Tuesday, January 08, 2008


A Universal Basis for Science and Religion, Part 8, The Industrial Revolution (1500-1950)

A Universal Basis for Science and Religion, Part 8, The Industrial Revolution (1500-1950)

When Roman Civilization collapsed there was no longer a civil service to bring back status symbols from far places. Individual traders replaced them, and they got rich. This wasn't entirely satisfactory because the status symbols only worked for the descendants of the warlords of the middle ages, which left the traders and bankers rich but still common.

Calvin solved this problem. He invented a new kind of aristocracy, the Elect, who were directly appointed by God over the heads of the existing social and religious hierarchy. The sign of being elect was God-given prosperity, so Calvinism became a religion of upward-mobility for the middle-class through the acquisition of money. This process continued for the next few centuries.

The traders had taken advantage of the new technology of sailing ships and traded junk or cheap hardware for status symbols. The planters used the technology of slavery on big plantations to become the new establishment.
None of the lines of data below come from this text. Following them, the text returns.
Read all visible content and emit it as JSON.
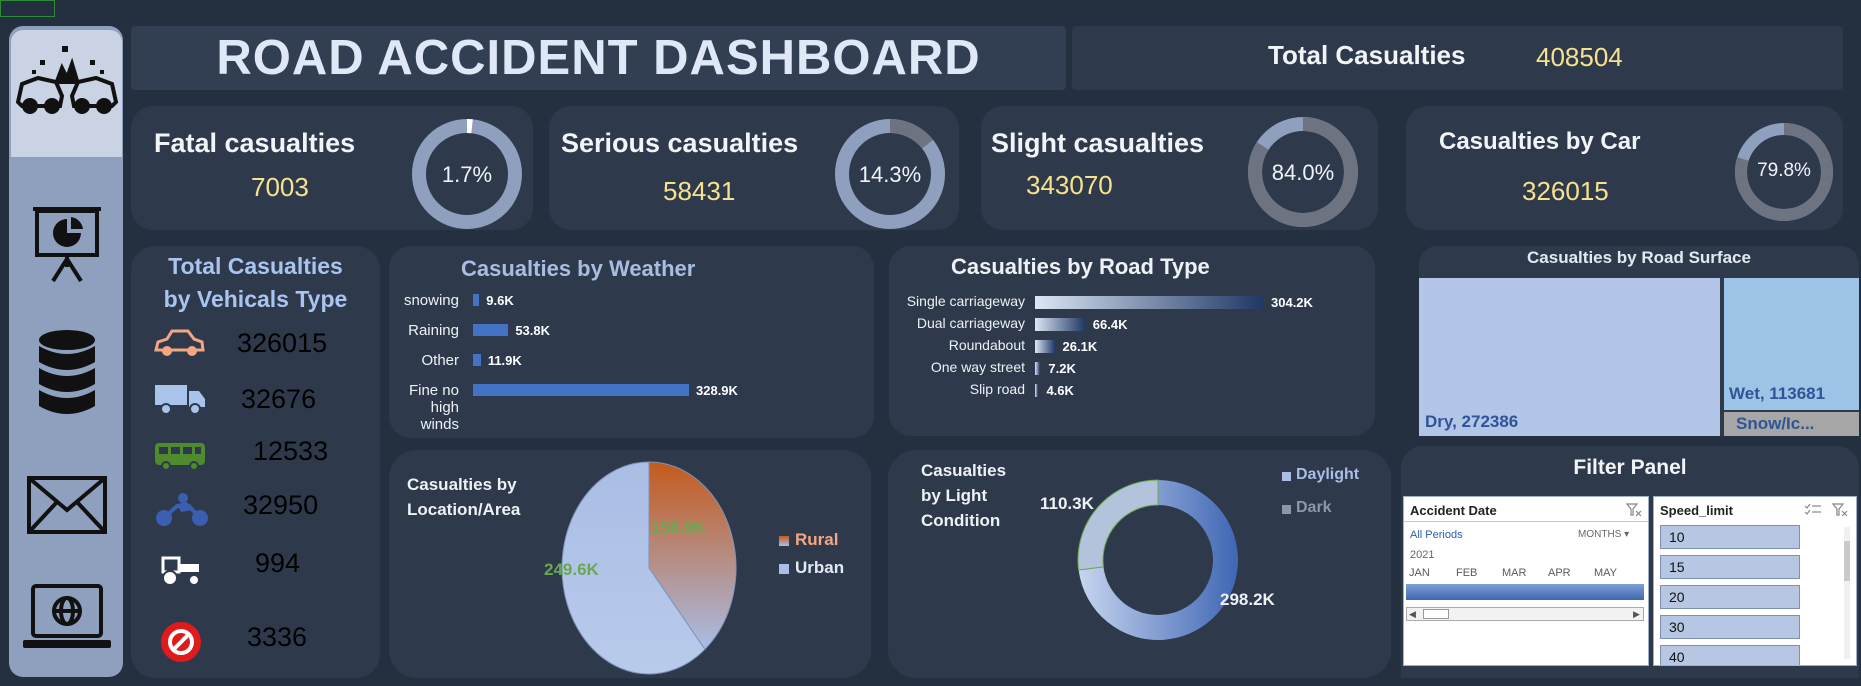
{
  "header": {
    "title": "ROAD ACCIDENT DASHBOARD",
    "total_label": "Total Casualties",
    "total_value": "408504"
  },
  "sidebar": {
    "items": [
      {
        "name": "car-crash-icon",
        "active": true
      },
      {
        "name": "presentation-chart-icon",
        "active": false
      },
      {
        "name": "database-icon",
        "active": false
      },
      {
        "name": "mail-icon",
        "active": false
      },
      {
        "name": "laptop-globe-icon",
        "active": false
      }
    ]
  },
  "kpis": {
    "fatal": {
      "label": "Fatal casualties",
      "value": "7003",
      "pct_label": "1.7%",
      "pct": 0.017
    },
    "serious": {
      "label": "Serious casualties",
      "value": "58431",
      "pct_label": "14.3%",
      "pct": 0.143
    },
    "slight": {
      "label": "Slight casualties",
      "value": "343070",
      "pct_label": "84.0%",
      "pct": 0.84
    },
    "car": {
      "label": "Casualties by Car",
      "value": "326015",
      "pct_label": "79.8%",
      "pct": 0.798
    }
  },
  "vehicles": {
    "title_line1": "Total Casualties",
    "title_line2": "by Vehicals Type",
    "items": [
      {
        "icon": "car-icon",
        "value": "326015",
        "color": "#f4a582"
      },
      {
        "icon": "truck-icon",
        "value": "32676",
        "color": "#a8c4ea"
      },
      {
        "icon": "bus-icon",
        "value": "12533",
        "color": "#4f8a2e"
      },
      {
        "icon": "motorcycle-icon",
        "value": "32950",
        "color": "#3a5fb0"
      },
      {
        "icon": "tractor-icon",
        "value": "994",
        "color": "#d9dde3"
      },
      {
        "icon": "no-entry-icon",
        "value": "3336",
        "color": "#e01b1b"
      }
    ]
  },
  "chart_data": [
    {
      "type": "bar",
      "title": "Casualties by Weather",
      "categories": [
        "snowing",
        "Raining",
        "Other",
        "Fine no high winds"
      ],
      "values": [
        9.6,
        53.8,
        11.9,
        328.9
      ],
      "labels": [
        "9.6K",
        "53.8K",
        "11.9K",
        "328.9K"
      ]
    },
    {
      "type": "bar",
      "title": "Casualties by Road Type",
      "categories": [
        "Single carriageway",
        "Dual carriageway",
        "Roundabout",
        "One way street",
        "Slip road"
      ],
      "values": [
        304.2,
        66.4,
        26.1,
        7.2,
        4.6
      ],
      "labels": [
        "304.2K",
        "66.4K",
        "26.1K",
        "7.2K",
        "4.6K"
      ]
    },
    {
      "type": "heatmap",
      "title": "Casualties by Road Surface",
      "categories": [
        "Dry",
        "Wet",
        "Snow/Ic..."
      ],
      "values": [
        272386,
        113681,
        null
      ],
      "labels": [
        "Dry, 272386",
        "Wet, 113681",
        "Snow/Ic..."
      ]
    },
    {
      "type": "pie",
      "title": "Casualties by Location/Area",
      "series": [
        {
          "name": "Rural",
          "value": 158.9,
          "label": "158.9K",
          "color": "#c45a1c"
        },
        {
          "name": "Urban",
          "value": 249.6,
          "label": "249.6K",
          "color": "#a9bde6"
        }
      ]
    },
    {
      "type": "pie",
      "title": "Casualties by Light Condition",
      "series": [
        {
          "name": "Daylight",
          "value": 298.2,
          "label": "298.2K",
          "color": "#3f66b4"
        },
        {
          "name": "Dark",
          "value": 110.3,
          "label": "110.3K",
          "color": "#8d97a6"
        }
      ]
    }
  ],
  "titles": {
    "weather": "Casualties by Weather",
    "road_type": "Casualties by Road Type",
    "surface": "Casualties by Road Surface",
    "location_line1": "Casualties by",
    "location_line2": "Location/Area",
    "light_line1": "Casualties",
    "light_line2": "by Light",
    "light_line3": "Condition"
  },
  "filter_panel": {
    "title": "Filter Panel",
    "date": {
      "label": "Accident Date",
      "period": "All Periods",
      "granularity": "MONTHS",
      "year": "2021",
      "months": [
        "JAN",
        "FEB",
        "MAR",
        "APR",
        "MAY"
      ]
    },
    "speed": {
      "label": "Speed_limit",
      "options": [
        "10",
        "15",
        "20",
        "30",
        "40"
      ]
    }
  },
  "colors": {
    "background": "#243040",
    "panel": "#2e3a4c",
    "accent": "#3f66b4",
    "kpi_value": "#f6e28d"
  }
}
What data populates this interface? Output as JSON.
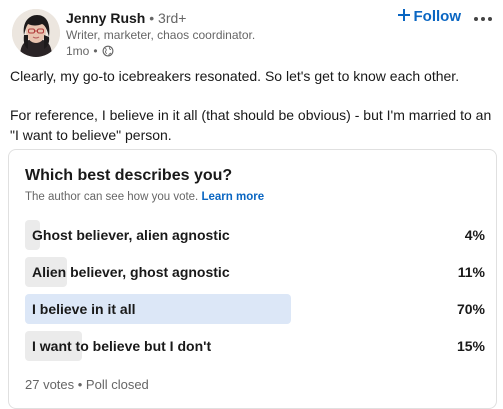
{
  "author": {
    "name": "Jenny Rush",
    "degree": "3rd+",
    "headline": "Writer, marketer, chaos coordinator.",
    "time": "1mo"
  },
  "actions": {
    "follow_label": "Follow"
  },
  "icons": {
    "plus": "plus-icon",
    "globe": "globe-icon",
    "more": "more-icon"
  },
  "post": {
    "line1": "Clearly, my go-to icebreakers resonated. So let's get to know each other.",
    "line2": "For reference, I believe in it all (that should be obvious) - but I'm married to an \"I want to believe\" person."
  },
  "poll": {
    "question": "Which best describes you?",
    "visibility_note": "The author can see how you vote.",
    "learn_more": "Learn more",
    "options": [
      {
        "label": "Ghost believer, alien agnostic",
        "percent": "4%",
        "value": 4,
        "selected": false
      },
      {
        "label": "Alien believer, ghost agnostic",
        "percent": "11%",
        "value": 11,
        "selected": false
      },
      {
        "label": "I believe in it all",
        "percent": "70%",
        "value": 70,
        "selected": true
      },
      {
        "label": "I want to believe but I don't",
        "percent": "15%",
        "value": 15,
        "selected": false
      }
    ],
    "footer": "27 votes • Poll closed"
  },
  "colors": {
    "accent": "#0a66c2",
    "bar": "#ebebeb",
    "bar_selected": "#dce7f7",
    "muted_text": "#666666"
  }
}
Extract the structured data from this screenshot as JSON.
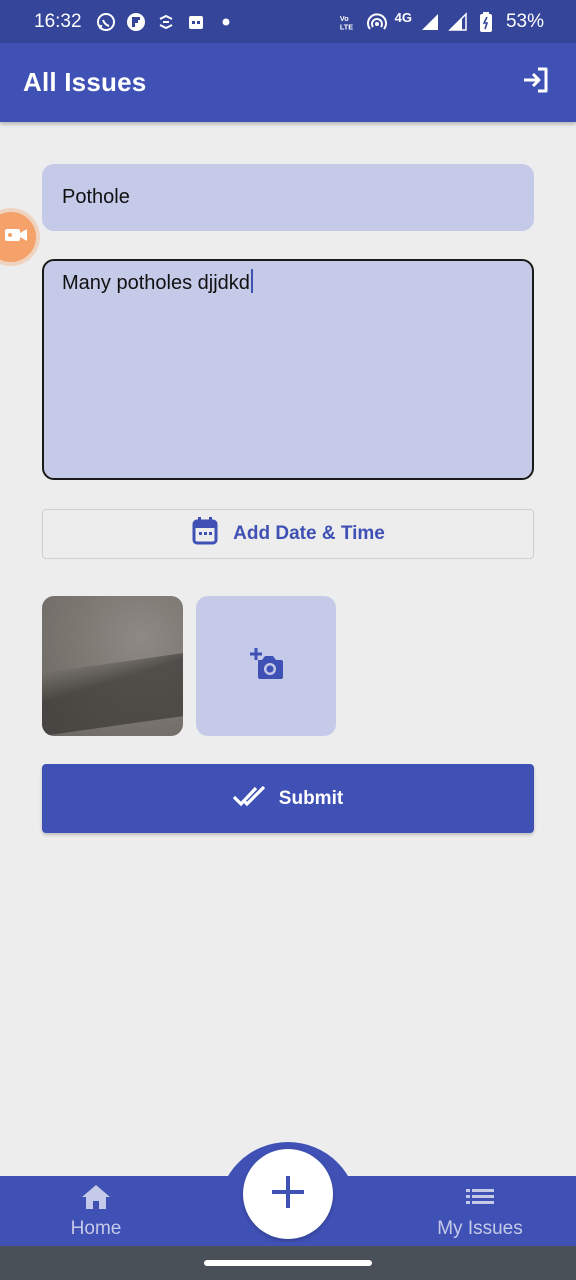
{
  "status_bar": {
    "time": "16:32",
    "battery": "53%",
    "network": "4G",
    "left_icons": [
      "whatsapp-icon",
      "flipboard-icon",
      "sync-icon",
      "calendar-app-icon",
      "notification-dot-icon"
    ],
    "right_icons": [
      "volte-icon",
      "hotspot-icon",
      "signal-icon",
      "signal-icon-2",
      "battery-icon"
    ]
  },
  "app_bar": {
    "title": "All Issues",
    "action_icon": "logout-icon"
  },
  "form": {
    "title_value": "Pothole",
    "description_value": "Many potholes djjdkd",
    "date_button_label": "Add Date & Time",
    "submit_label": "Submit"
  },
  "bottom_nav": {
    "home_label": "Home",
    "issues_label": "My Issues",
    "fab_icon": "plus-icon"
  },
  "colors": {
    "primary": "#3f51b5",
    "status_bar": "#35469a",
    "field_bg": "#c5cae9",
    "background": "#ededed"
  }
}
In North America they fought a war to get out from under the old aristocracy.

Meanwhile, english mechanics like Sam Slater had brought over textile machinery and adapted it to New England's water power and, later, steam. These industrialists made machinery that could be operated by women and children and got very rich. In the American Civil War they broke the power of the southern planters and became the establishment.

By the turn of the century they were building mansions in Newport and marrying their daughters to impoverished european aristocrats and they left their factories to be run by the clerks and mechanics. By the World Wars they had been replaced by the corporate and government bureaucracy. They also used the G. I. Bill to turn a generation of potential workers into junior bureaucrats who aped their betters by conspicuously consuming imitation status symbols.

By 1950 it was clear that there weren't enough resources to waste the way the bureaucrats of Western Civilization were wasting them, so there was a concerted effort to prevent the external proletariat and the internal proletariat of women and people of color from being upwardly mobile. Western Civilization became more and more closed to immigrants (now stigmatized as "illegal"), and wars and dictatorships were encouraged among undeveloped countries. In the mideast the rebellion against this repression stimulated fundamental Islam, and in Latin America it stimulated revolutionary movements. In both areas certain groups were able to use oil resources to become difficult to exterminate.

It is not clear whether the U. S. elections of 2008, which will probably end with a president who is female or a person of color, will serve to provide a solution to the world crisis in class conflict and waste of resources, which are closely connected. There is a significant chance that there will be no solution short of the decline and fall of Western Civilization. The decadence of the existing establishment, and the resurgence of religious fundamentalism among the internal proletariat are certainly symptoms of a collapse; but it is possible that the enthusiasm of young entrants into politics who recognize the potential for disaster of the status quo will provide time to find a future that will be based on global egalitarianism and ecological responsibility. That may not be possible without first experiencing a complete collapse of Western Civilization, but there is no theoretical reason for it to be impossible.

Right now it seems unlikely because there is no religion, or even political ideology, which advocates global egalitarianism and ecological responsibility. Even the "Green" parties that advocate environmental conservation do so within a context that maintains the status difference between the western establishment and the external proletariat. There are no parties or religions that advocate egalitarianism except in symbolic terms (e.g., elections) and in giving the internal and external proletariats equal opportunity to be exploited. Again, it is possible for egalitarian ideologies or religions to be invented, but there isn't enough motivation for that to happen.

So it may well be that an ideology or religion of global egalitarianism and global ecological responsibility will not be invented until it is necessary, for instance as a rallying cry for the next "Creative Minority" to meet the challenge of rebuilding a civilization on the ruins of the present one. Only when the cooperative effort of all the talent and resources of the world is necessary for our species to survive will it be likely for that kind of religion/ideology to become popular.

<< Home

This page is powered by Blogger. Isn't yours?